The organizers of the conference, which has been turned upside down gene discoveries edit child with bated breath as to what is at the center of controversial scientific "breakthrough" will speak when he goes on stage.
Chinese scientist Jiankui He is due to speak at the summit of biomedical experts in Hong Kong just a few days after the publication states that created the first genetically altered the world's children.
The videos that are on YouTube, university professor He said that girls are twins, born a few weeks ago, had their DNA modified to prevent them from contracting HIV.
The move – which would be the first health care if it is true – has caused heated debate among the scientific community, with many of the problems of awareness due to the lack of reliable data and exposing the healthy embryos and the child to the gene editing.

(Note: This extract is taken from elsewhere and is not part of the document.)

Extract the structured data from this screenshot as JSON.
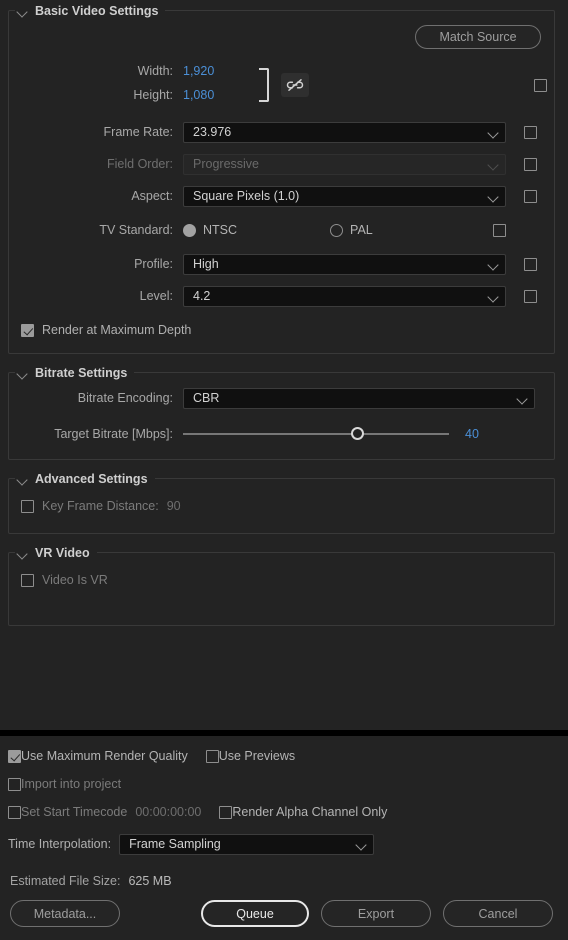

The organizers of the Second International Summit on Human Editing Genome, which was opened on Tuesday, also apparently did not know about the work of Ho.
Biologist and the top of the chair, David Baltimore, told AFP on the sidelines of the conference that he did not have any idea about "whether (it is) a reliable or not."
"I have not seen a single study, and I do not know what he plans to demand," Baltimore said.
Keynote speakers were besieged by the press on the opening day, after the Conference has attracted the attention of the international community on the back of children's gene discovery.
John Christodoulou, Department of Genomic Medicine at the University of Melbourne, said that it seemed that the study was "to bypass the usual ethical regulatory process."
"But if what he has done is to change human embryos, and for them to be brought to the birth … there is a real risk of so-called off-target effects," he added.
"This technology can create mutations or break the chromosomes in other areas other than where we hope that this is the target."
Margaret Sleeboom-Faulkner from the University of Sussex, told AFP on Tuesday that "it would be very wise to make sure that it does not occur as a standard."
Anyone who was educated at Stanford University and works in the laboratory in the southern Chinese city of Shenzhen, said the DNA of twins has been changed by a CRISPR, a method that allows scientists to remove and replace the chain to determine precisely.
Gene editing & # 39; is a potential fix for hereditary diseases, but it is very controversial, because the changes will be passed on to future generations, and ultimately can affect the entire gene pool.
– "immediate investigation" –
Aya Renzong, former vice president of the Chinese Ministry of Health Ethics Committee, told reporters in editing gene conference lax rule in China means that scientists who break the rules often do not experience any punishment, and thinking about serving as a "toothless".
Jiankui he should join a panel discussion Wednesday and Thursday, talking about the development of moral principles and safety standards for editing human genes.
But as skeptical experts have questioned Claiming a breakthrough, his research came under fire on a number of other fronts, too.
The National Commission of Health of China has ordered "immediate investigation" of the case, the official Xinhua news agency reported, while in the hospital Shenzhen means that approved research program has denied any involvement.
University where he works, and distanced himself – said he was on unpaid leave from February – and called his claim "suras & # 39; oznym breach of scientific ethics and norms."
He did not respond to a request for comment by AFP.
Question about editing human DNA with & # 39 is highly controversial, and strictly controlled in many countries.
But this is not the first time Chinese researchers are experimenting with human embryonic technology.
In September last year, scientists Sun Yat-sen University has used an adapted version of the gene-editing to correct disease-causing mutation in human embryos.
There is also a history of fraud in China's academic community – including scandal last year that led to the withdrawal of the 100 "hacked" papers.
A joint statement Monday from the group of 100 scientists in China's critics argue that he Jiankui and called them "a big blow to the global reputation and development of biomedical research in China."